There are other sites as well – for instance, the NOAA’s website here offers a less specific view of both hemispheres. Nonetheless, it’s quite a lovely visual, and helpful if you’re traveling elsewhere during your trip.
Luckily, Reykjavík is no Manhattan. There are plenty of places in town that are dark enough to be able to view the lights clearly. In fact, I can see them from my balcony, and I remember seeing them over the harbour from my hotel room window back when I first visited here. Generally, if you are outdoors during the nighttime, look up! Unless it’s raining, of course. You never know if you’ll be lucky.
If the Northern Lights are shining, you can head to a number of dark spaces. Tjörnin Pond, for instance, is the perfect location for anyone who is staying downtown. It is easy to get to via main roads, and offers a clear view upward, removed from the tightly buildings of the city. Plus, there are plenty of benches and grassy areas for you to relax at while you take in the views.
Personally, my favorite spot to view the Northern Lights is at Skerjafjörður Beach, where you can see the lights over the water. There is a nice paved walking path there, so it is a little safer to navigate in the dark nighttime. Still, watch your step! It does get quite dark. Bring a flashlight, and a buddy.
There’s also the Old Harbour, where you can enjoy the Aurora as it dances over Esja – quite the romantic view. Still, it is a city, and there is a degree of light pollution. Regardless, you can certainly see the lights, especially if the forecast is particularly good. If you happen to be out in the countryside, you’re lucky! Truly, then, just look up.In particular, if you have a chance to go to Seltjarnarnes is a perfect place to see the Northern Lights. Surrounded by water with plenty of walkways, this picturesque peninsula is well known as one of the best places to take in the Aurora. Plus, it’s a lovely place to visit regardless.
If you have a camera, make sure you bring it along. What better souvenir than a photo you took yourself of the Northern Lights? You’ll want to use a slow shutter speed, so boost up that ISO a bit, slow down that shutter as much as you can, and set your camera down on a tripod or steady surface. (For the more serious photographers out there: Are you concerned about the grain from the ISO? Don’t worry about it - you can use a noise reduction tool in your editing software, and boost that clarity).
It really is fun to see how vibrant each photo comes out! I’ve seen some people take great phone pictures and even videos, so don’t worry if you don’t have a camera on you or if you aren’t particularly interested in photography. The most important thing, truly, is to be present and enjoy the show. It’s once in a lifetime for some people, and it doesn’t last all night. Take it in, and allow yourself to be mesmerised.
Okay, okay – sometimes, you just want a guided tour. And truly, there are some great options. Guides can take you out of the city and into the dark countryside, where you’ll have a clear sky.
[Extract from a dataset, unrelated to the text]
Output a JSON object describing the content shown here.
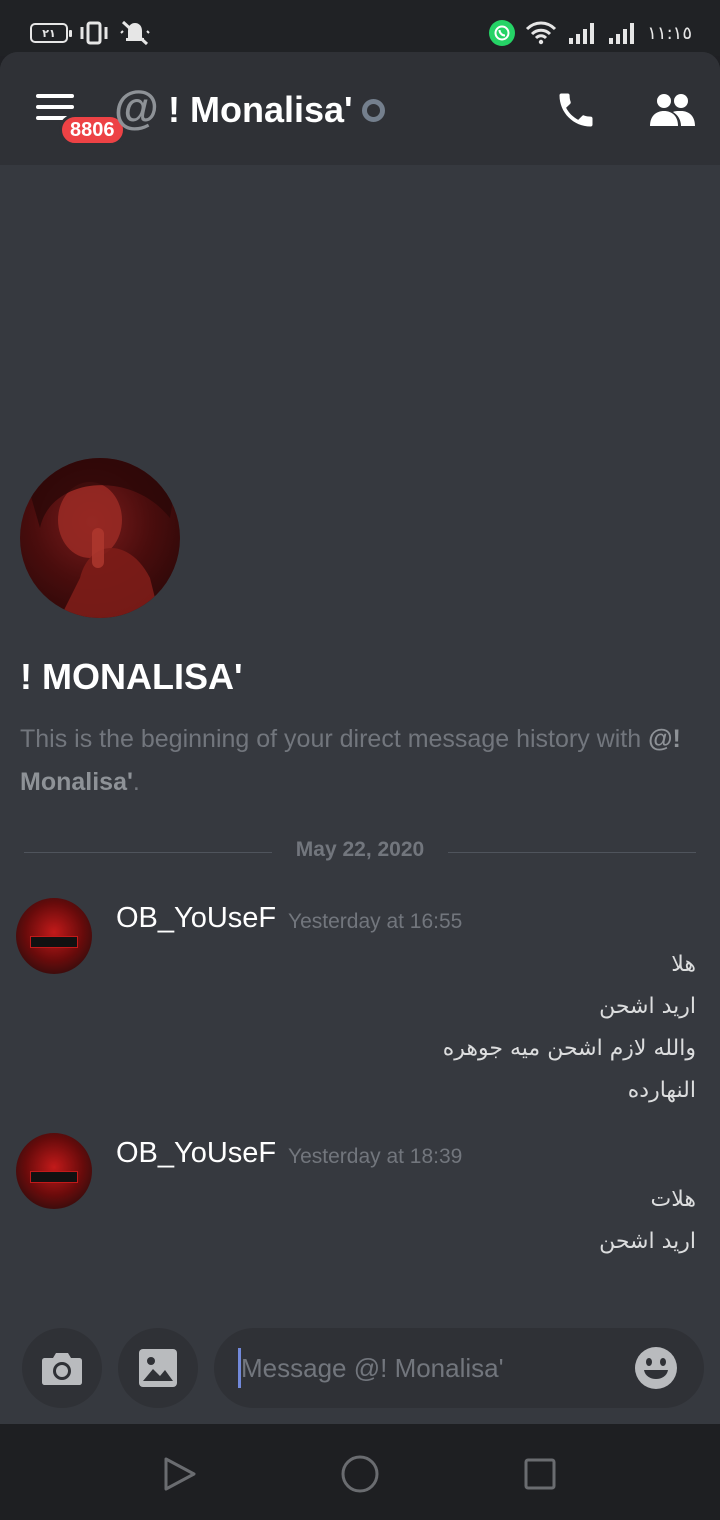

They’re experts, and they know when and where to go. Plus, guides are always great to talk with about the natural landscape, history, and culture in Iceland… so if you do have the budget, consider taking a guided tour.
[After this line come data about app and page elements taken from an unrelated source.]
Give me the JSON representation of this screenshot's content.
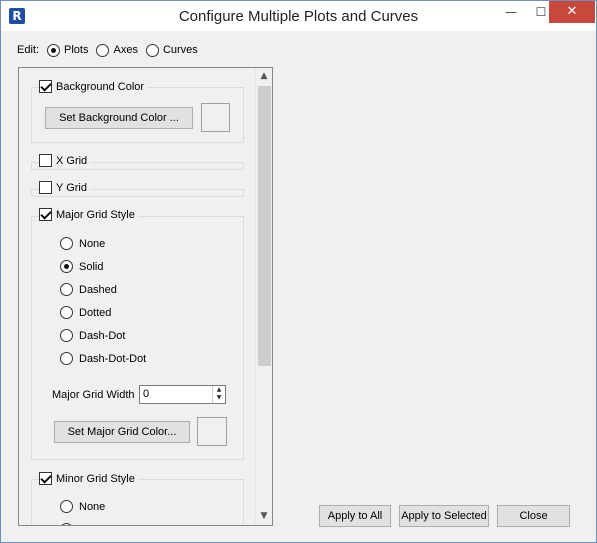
{
  "window": {
    "title": "Configure Multiple Plots and Curves",
    "app_icon": "R",
    "minimize_glyph": "—",
    "maximize_glyph": "☐",
    "close_glyph": "✕"
  },
  "edit": {
    "label": "Edit:",
    "options": [
      {
        "label": "Plots",
        "selected": true
      },
      {
        "label": "Axes",
        "selected": false
      },
      {
        "label": "Curves",
        "selected": false
      }
    ]
  },
  "background": {
    "checkbox_label": "Background Color",
    "checked": true,
    "button_label": "Set Background Color ..."
  },
  "x_grid": {
    "label": "X Grid",
    "checked": false
  },
  "y_grid": {
    "label": "Y Grid",
    "checked": false
  },
  "major_grid": {
    "checkbox_label": "Major Grid Style",
    "checked": true,
    "styles": [
      {
        "label": "None",
        "selected": false
      },
      {
        "label": "Solid",
        "selected": true
      },
      {
        "label": "Dashed",
        "selected": false
      },
      {
        "label": "Dotted",
        "selected": false
      },
      {
        "label": "Dash-Dot",
        "selected": false
      },
      {
        "label": "Dash-Dot-Dot",
        "selected": false
      }
    ],
    "width_label": "Major Grid Width",
    "width_value": "0",
    "color_button_label": "Set Major Grid Color..."
  },
  "minor_grid": {
    "checkbox_label": "Minor Grid Style",
    "checked": true,
    "first_style": "None"
  },
  "buttons": {
    "apply_all": "Apply to All",
    "apply_selected": "Apply to Selected",
    "close": "Close"
  },
  "icons": {
    "scroll_up": "▲",
    "scroll_down": "▼",
    "spin_up": "▲",
    "spin_down": "▼"
  }
}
Let me direct you to this Wanderlist, which offers a thorough look at Northern Lights tour options. I’d recommend taking a tour that includes free rescheduling – sometimes, the lights simply don’t want to dance, and you don’t want to waste your money!
Hey, if you miss out on the Aurora, don’t worry. Iceland has plenty to offer aside from the Northern Lights – you really can’t leave disappointed. And remember, you can still head to these cool dark places and look up to enjoy the stars, or the chilly Northern breeze on your face.
Photos: Mae Kellert